**About this task**.
Return every line of the listing, exactly as it reads.

[[ Material for this task open ]]

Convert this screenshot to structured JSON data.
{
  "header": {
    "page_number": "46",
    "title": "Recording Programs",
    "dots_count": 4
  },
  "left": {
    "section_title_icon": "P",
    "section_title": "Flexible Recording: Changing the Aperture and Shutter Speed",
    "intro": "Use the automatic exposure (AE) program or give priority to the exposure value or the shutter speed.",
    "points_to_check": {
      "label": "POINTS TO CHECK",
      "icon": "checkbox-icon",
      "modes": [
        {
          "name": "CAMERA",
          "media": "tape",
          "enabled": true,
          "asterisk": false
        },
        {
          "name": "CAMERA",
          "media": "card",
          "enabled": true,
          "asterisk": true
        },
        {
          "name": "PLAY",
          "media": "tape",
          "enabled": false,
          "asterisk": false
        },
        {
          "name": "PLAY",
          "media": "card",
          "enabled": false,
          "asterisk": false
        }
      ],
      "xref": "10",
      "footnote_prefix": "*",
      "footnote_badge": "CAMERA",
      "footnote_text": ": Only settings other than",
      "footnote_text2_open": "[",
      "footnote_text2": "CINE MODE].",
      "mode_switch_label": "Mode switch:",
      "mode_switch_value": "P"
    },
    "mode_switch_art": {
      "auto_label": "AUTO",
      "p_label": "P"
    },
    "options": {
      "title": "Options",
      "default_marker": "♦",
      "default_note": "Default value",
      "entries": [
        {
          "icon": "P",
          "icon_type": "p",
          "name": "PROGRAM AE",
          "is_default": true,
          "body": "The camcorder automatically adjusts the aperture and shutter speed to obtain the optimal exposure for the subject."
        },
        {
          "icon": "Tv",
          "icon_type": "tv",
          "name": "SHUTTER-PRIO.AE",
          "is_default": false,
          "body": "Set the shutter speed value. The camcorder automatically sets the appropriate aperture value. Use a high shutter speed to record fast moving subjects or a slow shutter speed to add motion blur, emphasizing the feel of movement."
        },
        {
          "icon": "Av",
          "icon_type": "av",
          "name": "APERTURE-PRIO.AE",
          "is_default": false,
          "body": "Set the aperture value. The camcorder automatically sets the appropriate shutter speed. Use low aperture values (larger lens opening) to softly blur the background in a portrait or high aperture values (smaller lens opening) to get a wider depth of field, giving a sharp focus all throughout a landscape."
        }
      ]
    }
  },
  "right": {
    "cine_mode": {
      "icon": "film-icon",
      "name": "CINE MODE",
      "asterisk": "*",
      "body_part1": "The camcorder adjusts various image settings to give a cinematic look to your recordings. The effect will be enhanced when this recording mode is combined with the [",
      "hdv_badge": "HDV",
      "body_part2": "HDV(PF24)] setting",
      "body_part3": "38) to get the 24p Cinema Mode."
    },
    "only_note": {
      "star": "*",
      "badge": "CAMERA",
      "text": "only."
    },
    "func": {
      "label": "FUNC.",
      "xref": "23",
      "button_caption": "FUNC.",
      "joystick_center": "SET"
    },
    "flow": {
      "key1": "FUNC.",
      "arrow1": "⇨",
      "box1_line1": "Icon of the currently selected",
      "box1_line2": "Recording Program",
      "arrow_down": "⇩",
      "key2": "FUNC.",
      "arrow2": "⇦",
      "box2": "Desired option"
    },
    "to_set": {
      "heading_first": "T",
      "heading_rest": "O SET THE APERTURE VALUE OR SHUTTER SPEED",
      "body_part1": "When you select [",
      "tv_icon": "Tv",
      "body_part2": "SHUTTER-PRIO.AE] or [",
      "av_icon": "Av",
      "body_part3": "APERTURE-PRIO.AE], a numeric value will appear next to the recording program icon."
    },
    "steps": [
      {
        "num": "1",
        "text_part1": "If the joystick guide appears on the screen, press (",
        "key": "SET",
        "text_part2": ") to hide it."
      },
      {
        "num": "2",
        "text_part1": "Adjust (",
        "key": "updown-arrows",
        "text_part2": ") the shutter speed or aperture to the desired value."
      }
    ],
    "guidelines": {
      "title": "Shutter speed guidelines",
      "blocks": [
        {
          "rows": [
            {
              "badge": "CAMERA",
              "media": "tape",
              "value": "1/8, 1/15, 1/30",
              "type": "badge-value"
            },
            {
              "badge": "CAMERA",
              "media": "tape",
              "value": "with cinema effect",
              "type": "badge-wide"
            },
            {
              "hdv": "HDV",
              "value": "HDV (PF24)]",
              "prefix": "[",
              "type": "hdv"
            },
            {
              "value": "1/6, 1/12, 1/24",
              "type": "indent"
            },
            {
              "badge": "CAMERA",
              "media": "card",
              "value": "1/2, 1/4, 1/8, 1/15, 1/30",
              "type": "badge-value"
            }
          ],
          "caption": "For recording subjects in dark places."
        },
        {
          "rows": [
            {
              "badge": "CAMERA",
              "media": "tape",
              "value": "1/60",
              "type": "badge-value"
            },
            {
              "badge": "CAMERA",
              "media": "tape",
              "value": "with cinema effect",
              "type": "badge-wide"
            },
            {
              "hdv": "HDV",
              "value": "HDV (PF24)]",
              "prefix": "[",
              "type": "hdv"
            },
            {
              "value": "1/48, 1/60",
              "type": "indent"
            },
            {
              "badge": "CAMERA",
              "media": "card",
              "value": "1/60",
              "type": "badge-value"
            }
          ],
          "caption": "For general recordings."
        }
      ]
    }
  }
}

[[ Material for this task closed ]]

**Result for this task**.
Convert this screenshot to structured JSON data.
{
  "header": {
    "page_number": "46",
    "title": "Recording Programs",
    "dots_count": 4
  },
  "left": {
    "section_title_icon": "P",
    "section_title": "Flexible Recording: Changing the Aperture and Shutter Speed",
    "intro": "Use the automatic exposure (AE) program or give priority to the exposure value or the shutter speed.",
    "points_to_check": {
      "label": "POINTS TO CHECK",
      "icon": "checkbox-icon",
      "modes": [
        {
          "name": "CAMERA",
          "media": "tape",
          "enabled": true,
          "asterisk": false
        },
        {
          "name": "CAMERA",
          "media": "card",
          "enabled": true,
          "asterisk": true
        },
        {
          "name": "PLAY",
          "media": "tape",
          "enabled": false,
          "asterisk": false
        },
        {
          "name": "PLAY",
          "media": "card",
          "enabled": false,
          "asterisk": false
        }
      ],
      "xref": "10",
      "footnote_prefix": "*",
      "footnote_badge": "CAMERA",
      "footnote_text": ": Only settings other than",
      "footnote_text2_open": "[",
      "footnote_text2": "CINE MODE].",
      "mode_switch_label": "Mode switch:",
      "mode_switch_value": "P"
    },
    "mode_switch_art": {
      "auto_label": "AUTO",
      "p_label": "P"
    },
    "options": {
      "title": "Options",
      "default_marker": "♦",
      "default_note": "Default value",
      "entries": [
        {
          "icon": "P",
          "icon_type": "p",
          "name": "PROGRAM AE",
          "is_default": true,
          "body": "The camcorder automatically adjusts the aperture and shutter speed to obtain the optimal exposure for the subject."
        },
        {
          "icon": "Tv",
          "icon_type": "tv",
          "name": "SHUTTER-PRIO.AE",
          "is_default": false,
          "body": "Set the shutter speed value. The camcorder automatically sets the appropriate aperture value. Use a high shutter speed to record fast moving subjects or a slow shutter speed to add motion blur, emphasizing the feel of movement."
        },
        {
          "icon": "Av",
          "icon_type": "av",
          "name": "APERTURE-PRIO.AE",
          "is_default": false,
          "body": "Set the aperture value. The camcorder automatically sets the appropriate shutter speed. Use low aperture values (larger lens opening) to softly blur the background in a portrait or high aperture values (smaller lens opening) to get a wider depth of field, giving a sharp focus all throughout a landscape."
        }
      ]
    }
  },
  "right": {
    "cine_mode": {
      "icon": "film-icon",
      "name": "CINE MODE",
      "asterisk": "*",
      "body_part1": "The camcorder adjusts various image settings to give a cinematic look to your recordings. The effect will be enhanced when this recording mode is combined with the [",
      "hdv_badge": "HDV",
      "body_part2": "HDV(PF24)] setting",
      "body_part3": "38) to get the 24p Cinema Mode."
    },
    "only_note": {
      "star": "*",
      "badge": "CAMERA",
      "text": "only."
    },
    "func": {
      "label": "FUNC.",
      "xref": "23",
      "button_caption": "FUNC.",
      "joystick_center": "SET"
    },
    "flow": {
      "key1": "FUNC.",
      "arrow1": "⇨",
      "box1_line1": "Icon of the currently selected",
      "box1_line2": "Recording Program",
      "arrow_down": "⇩",
      "key2": "FUNC.",
      "arrow2": "⇦",
      "box2": "Desired option"
    },
    "to_set": {
      "heading_first": "T",
      "heading_rest": "O SET THE APERTURE VALUE OR SHUTTER SPEED",
      "body_part1": "When you select [",
      "tv_icon": "Tv",
      "body_part2": "SHUTTER-PRIO.AE] or [",
      "av_icon": "Av",
      "body_part3": "APERTURE-PRIO.AE], a numeric value will appear next to the recording program icon."
    },
    "steps": [
      {
        "num": "1",
        "text_part1": "If the joystick guide appears on the screen, press (",
        "key": "SET",
        "text_part2": ") to hide it."
      },
      {
        "num": "2",
        "text_part1": "Adjust (",
        "key": "updown-arrows",
        "text_part2": ") the shutter speed or aperture to the desired value."
      }
    ],
    "guidelines": {
      "title": "Shutter speed guidelines",
      "blocks": [
        {
          "rows": [
            {
              "badge": "CAMERA",
              "media": "tape",
              "value": "1/8, 1/15, 1/30",
              "type": "badge-value"
            },
            {
              "badge": "CAMERA",
              "media": "tape",
              "value": "with cinema effect",
              "type": "badge-wide"
            },
            {
              "hdv": "HDV",
              "value": "HDV (PF24)]",
              "prefix": "[",
              "type": "hdv"
            },
            {
              "value": "1/6, 1/12, 1/24",
              "type": "indent"
            },
            {
              "badge": "CAMERA",
              "media": "card",
              "value": "1/2, 1/4, 1/8, 1/15, 1/30",
              "type": "badge-value"
            }
          ],
          "caption": "For recording subjects in dark places."
        },
        {
          "rows": [
            {
              "badge": "CAMERA",
              "media": "tape",
              "value": "1/60",
              "type": "badge-value"
            },
            {
              "badge": "CAMERA",
              "media": "tape",
              "value": "with cinema effect",
              "type": "badge-wide"
            },
            {
              "hdv": "HDV",
              "value": "HDV (PF24)]",
              "prefix": "[",
              "type": "hdv"
            },
            {
              "value": "1/48, 1/60",
              "type": "indent"
            },
            {
              "badge": "CAMERA",
              "media": "card",
              "value": "1/60",
              "type": "badge-value"
            }
          ],
          "caption": "For general recordings."
        }
      ]
    }
  }
}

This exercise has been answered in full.